## Directions for this task:
Write out the full listing exactly as it appears below.
┌──
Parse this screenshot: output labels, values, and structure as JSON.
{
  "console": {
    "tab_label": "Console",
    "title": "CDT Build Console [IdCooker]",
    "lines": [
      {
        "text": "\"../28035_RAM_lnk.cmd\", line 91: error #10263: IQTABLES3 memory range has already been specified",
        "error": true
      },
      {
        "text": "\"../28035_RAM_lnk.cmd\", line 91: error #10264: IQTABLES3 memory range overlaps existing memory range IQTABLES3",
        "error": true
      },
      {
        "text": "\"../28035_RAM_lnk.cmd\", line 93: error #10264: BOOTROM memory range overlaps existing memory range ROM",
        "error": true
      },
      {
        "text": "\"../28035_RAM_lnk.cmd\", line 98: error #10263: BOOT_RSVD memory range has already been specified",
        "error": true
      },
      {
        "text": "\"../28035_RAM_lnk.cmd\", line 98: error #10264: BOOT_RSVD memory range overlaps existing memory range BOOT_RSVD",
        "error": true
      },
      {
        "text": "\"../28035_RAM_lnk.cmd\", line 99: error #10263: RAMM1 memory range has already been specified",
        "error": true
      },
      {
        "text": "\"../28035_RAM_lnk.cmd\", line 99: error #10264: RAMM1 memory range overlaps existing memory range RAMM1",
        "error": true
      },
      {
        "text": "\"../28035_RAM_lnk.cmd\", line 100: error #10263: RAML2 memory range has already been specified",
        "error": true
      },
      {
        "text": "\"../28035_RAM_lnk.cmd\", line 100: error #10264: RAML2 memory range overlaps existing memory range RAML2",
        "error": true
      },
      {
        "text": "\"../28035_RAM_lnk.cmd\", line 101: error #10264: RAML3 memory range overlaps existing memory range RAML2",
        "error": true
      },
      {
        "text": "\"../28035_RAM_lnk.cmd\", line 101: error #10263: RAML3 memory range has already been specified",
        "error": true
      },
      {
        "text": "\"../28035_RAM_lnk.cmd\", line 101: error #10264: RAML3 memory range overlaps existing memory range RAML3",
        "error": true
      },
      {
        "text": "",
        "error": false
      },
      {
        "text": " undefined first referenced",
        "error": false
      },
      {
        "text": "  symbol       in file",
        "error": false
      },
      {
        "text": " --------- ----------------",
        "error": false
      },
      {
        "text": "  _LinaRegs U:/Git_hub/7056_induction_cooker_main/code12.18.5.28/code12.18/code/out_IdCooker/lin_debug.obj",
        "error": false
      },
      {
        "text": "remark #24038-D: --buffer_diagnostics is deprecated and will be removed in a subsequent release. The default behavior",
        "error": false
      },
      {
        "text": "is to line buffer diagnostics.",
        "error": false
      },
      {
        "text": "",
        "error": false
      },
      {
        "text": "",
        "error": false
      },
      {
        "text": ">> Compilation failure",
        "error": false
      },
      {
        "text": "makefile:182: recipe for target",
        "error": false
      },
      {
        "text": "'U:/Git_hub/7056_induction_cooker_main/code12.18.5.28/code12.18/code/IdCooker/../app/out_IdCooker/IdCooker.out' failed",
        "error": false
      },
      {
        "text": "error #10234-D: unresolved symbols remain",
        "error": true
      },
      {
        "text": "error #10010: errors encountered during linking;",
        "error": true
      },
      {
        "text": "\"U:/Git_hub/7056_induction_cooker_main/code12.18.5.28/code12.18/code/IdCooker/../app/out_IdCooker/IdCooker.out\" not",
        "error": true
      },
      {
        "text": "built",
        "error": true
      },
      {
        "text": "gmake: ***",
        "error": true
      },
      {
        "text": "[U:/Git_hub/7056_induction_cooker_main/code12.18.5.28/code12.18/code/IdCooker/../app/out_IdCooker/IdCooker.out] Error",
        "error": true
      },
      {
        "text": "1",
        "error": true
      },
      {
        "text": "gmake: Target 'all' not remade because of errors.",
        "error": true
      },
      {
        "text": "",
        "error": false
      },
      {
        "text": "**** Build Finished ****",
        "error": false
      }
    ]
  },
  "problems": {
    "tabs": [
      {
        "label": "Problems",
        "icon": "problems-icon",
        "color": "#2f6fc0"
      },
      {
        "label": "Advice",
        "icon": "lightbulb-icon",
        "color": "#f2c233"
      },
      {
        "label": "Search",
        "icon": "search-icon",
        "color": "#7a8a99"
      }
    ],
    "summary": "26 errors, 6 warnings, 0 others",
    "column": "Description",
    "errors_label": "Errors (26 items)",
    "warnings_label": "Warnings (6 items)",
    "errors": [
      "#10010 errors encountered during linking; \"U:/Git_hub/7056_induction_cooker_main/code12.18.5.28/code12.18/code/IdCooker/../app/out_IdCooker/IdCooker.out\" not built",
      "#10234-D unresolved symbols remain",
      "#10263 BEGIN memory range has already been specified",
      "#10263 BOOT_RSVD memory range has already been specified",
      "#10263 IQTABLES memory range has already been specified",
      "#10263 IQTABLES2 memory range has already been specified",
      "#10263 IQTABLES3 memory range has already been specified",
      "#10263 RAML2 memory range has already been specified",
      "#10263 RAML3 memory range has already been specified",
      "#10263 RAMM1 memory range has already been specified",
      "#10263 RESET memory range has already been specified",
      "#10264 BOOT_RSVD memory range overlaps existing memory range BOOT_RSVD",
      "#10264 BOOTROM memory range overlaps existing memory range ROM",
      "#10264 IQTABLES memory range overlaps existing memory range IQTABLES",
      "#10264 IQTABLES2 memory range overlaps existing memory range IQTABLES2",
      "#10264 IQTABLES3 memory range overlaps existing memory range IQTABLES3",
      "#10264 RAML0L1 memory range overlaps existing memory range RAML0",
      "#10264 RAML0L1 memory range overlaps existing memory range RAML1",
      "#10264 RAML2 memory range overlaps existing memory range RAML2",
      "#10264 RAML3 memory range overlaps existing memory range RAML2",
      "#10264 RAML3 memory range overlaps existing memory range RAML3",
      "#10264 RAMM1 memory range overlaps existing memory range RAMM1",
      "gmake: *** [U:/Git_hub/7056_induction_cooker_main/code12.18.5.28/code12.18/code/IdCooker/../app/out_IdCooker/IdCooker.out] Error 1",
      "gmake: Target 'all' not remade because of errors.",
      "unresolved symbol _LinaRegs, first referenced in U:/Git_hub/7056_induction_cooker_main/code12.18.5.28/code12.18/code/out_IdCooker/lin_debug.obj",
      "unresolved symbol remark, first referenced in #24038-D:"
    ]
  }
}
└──
## Answer to this exercise:
Parse this screenshot: output labels, values, and structure as JSON.
{
  "console": {
    "tab_label": "Console",
    "title": "CDT Build Console [IdCooker]",
    "lines": [
      {
        "text": "\"../28035_RAM_lnk.cmd\", line 91: error #10263: IQTABLES3 memory range has already been specified",
        "error": true
      },
      {
        "text": "\"../28035_RAM_lnk.cmd\", line 91: error #10264: IQTABLES3 memory range overlaps existing memory range IQTABLES3",
        "error": true
      },
      {
        "text": "\"../28035_RAM_lnk.cmd\", line 93: error #10264: BOOTROM memory range overlaps existing memory range ROM",
        "error": true
      },
      {
        "text": "\"../28035_RAM_lnk.cmd\", line 98: error #10263: BOOT_RSVD memory range has already been specified",
        "error": true
      },
      {
        "text": "\"../28035_RAM_lnk.cmd\", line 98: error #10264: BOOT_RSVD memory range overlaps existing memory range BOOT_RSVD",
        "error": true
      },
      {
        "text": "\"../28035_RAM_lnk.cmd\", line 99: error #10263: RAMM1 memory range has already been specified",
        "error": true
      },
      {
        "text": "\"../28035_RAM_lnk.cmd\", line 99: error #10264: RAMM1 memory range overlaps existing memory range RAMM1",
        "error": true
      },
      {
        "text": "\"../28035_RAM_lnk.cmd\", line 100: error #10263: RAML2 memory range has already been specified",
        "error": true
      },
      {
        "text": "\"../28035_RAM_lnk.cmd\", line 100: error #10264: RAML2 memory range overlaps existing memory range RAML2",
        "error": true
      },
      {
        "text": "\"../28035_RAM_lnk.cmd\", line 101: error #10264: RAML3 memory range overlaps existing memory range RAML2",
        "error": true
      },
      {
        "text": "\"../28035_RAM_lnk.cmd\", line 101: error #10263: RAML3 memory range has already been specified",
        "error": true
      },
      {
        "text": "\"../28035_RAM_lnk.cmd\", line 101: error #10264: RAML3 memory range overlaps existing memory range RAML3",
        "error": true
      },
      {
        "text": "",
        "error": false
      },
      {
        "text": " undefined first referenced",
        "error": false
      },
      {
        "text": "  symbol       in file",
        "error": false
      },
      {
        "text": " --------- ----------------",
        "error": false
      },
      {
        "text": "  _LinaRegs U:/Git_hub/7056_induction_cooker_main/code12.18.5.28/code12.18/code/out_IdCooker/lin_debug.obj",
        "error": false
      },
      {
        "text": "remark #24038-D: --buffer_diagnostics is deprecated and will be removed in a subsequent release. The default behavior",
        "error": false
      },
      {
        "text": "is to line buffer diagnostics.",
        "error": false
      },
      {
        "text": "",
        "error": false
      },
      {
        "text": "",
        "error": false
      },
      {
        "text": ">> Compilation failure",
        "error": false
      },
      {
        "text": "makefile:182: recipe for target",
        "error": false
      },
      {
        "text": "'U:/Git_hub/7056_induction_cooker_main/code12.18.5.28/code12.18/code/IdCooker/../app/out_IdCooker/IdCooker.out' failed",
        "error": false
      },
      {
        "text": "error #10234-D: unresolved symbols remain",
        "error": true
      },
      {
        "text": "error #10010: errors encountered during linking;",
        "error": true
      },
      {
        "text": "\"U:/Git_hub/7056_induction_cooker_main/code12.18.5.28/code12.18/code/IdCooker/../app/out_IdCooker/IdCooker.out\" not",
        "error": true
      },
      {
        "text": "built",
        "error": true
      },
      {
        "text": "gmake: ***",
        "error": true
      },
      {
        "text": "[U:/Git_hub/7056_induction_cooker_main/code12.18.5.28/code12.18/code/IdCooker/../app/out_IdCooker/IdCooker.out] Error",
        "error": true
      },
      {
        "text": "1",
        "error": true
      },
      {
        "text": "gmake: Target 'all' not remade because of errors.",
        "error": true
      },
      {
        "text": "",
        "error": false
      },
      {
        "text": "**** Build Finished ****",
        "error": false
      }
    ]
  },
  "problems": {
    "tabs": [
      {
        "label": "Problems",
        "icon": "problems-icon",
        "color": "#2f6fc0"
      },
      {
        "label": "Advice",
        "icon": "lightbulb-icon",
        "color": "#f2c233"
      },
      {
        "label": "Search",
        "icon": "search-icon",
        "color": "#7a8a99"
      }
    ],
    "summary": "26 errors, 6 warnings, 0 others",
    "column": "Description",
    "errors_label": "Errors (26 items)",
    "warnings_label": "Warnings (6 items)",
    "errors": [
      "#10010 errors encountered during linking; \"U:/Git_hub/7056_induction_cooker_main/code12.18.5.28/code12.18/code/IdCooker/../app/out_IdCooker/IdCooker.out\" not built",
      "#10234-D unresolved symbols remain",
      "#10263 BEGIN memory range has already been specified",
      "#10263 BOOT_RSVD memory range has already been specified",
      "#10263 IQTABLES memory range has already been specified",
      "#10263 IQTABLES2 memory range has already been specified",
      "#10263 IQTABLES3 memory range has already been specified",
      "#10263 RAML2 memory range has already been specified",
      "#10263 RAML3 memory range has already been specified",
      "#10263 RAMM1 memory range has already been specified",
      "#10263 RESET memory range has already been specified",
      "#10264 BOOT_RSVD memory range overlaps existing memory range BOOT_RSVD",
      "#10264 BOOTROM memory range overlaps existing memory range ROM",
      "#10264 IQTABLES memory range overlaps existing memory range IQTABLES",
      "#10264 IQTABLES2 memory range overlaps existing memory range IQTABLES2",
      "#10264 IQTABLES3 memory range overlaps existing memory range IQTABLES3",
      "#10264 RAML0L1 memory range overlaps existing memory range RAML0",
      "#10264 RAML0L1 memory range overlaps existing memory range RAML1",
      "#10264 RAML2 memory range overlaps existing memory range RAML2",
      "#10264 RAML3 memory range overlaps existing memory range RAML2",
      "#10264 RAML3 memory range overlaps existing memory range RAML3",
      "#10264 RAMM1 memory range overlaps existing memory range RAMM1",
      "gmake: *** [U:/Git_hub/7056_induction_cooker_main/code12.18.5.28/code12.18/code/IdCooker/../app/out_IdCooker/IdCooker.out] Error 1",
      "gmake: Target 'all' not remade because of errors.",
      "unresolved symbol _LinaRegs, first referenced in U:/Git_hub/7056_induction_cooker_main/code12.18.5.28/code12.18/code/out_IdCooker/lin_debug.obj",
      "unresolved symbol remark, first referenced in #24038-D:"
    ]
  }
}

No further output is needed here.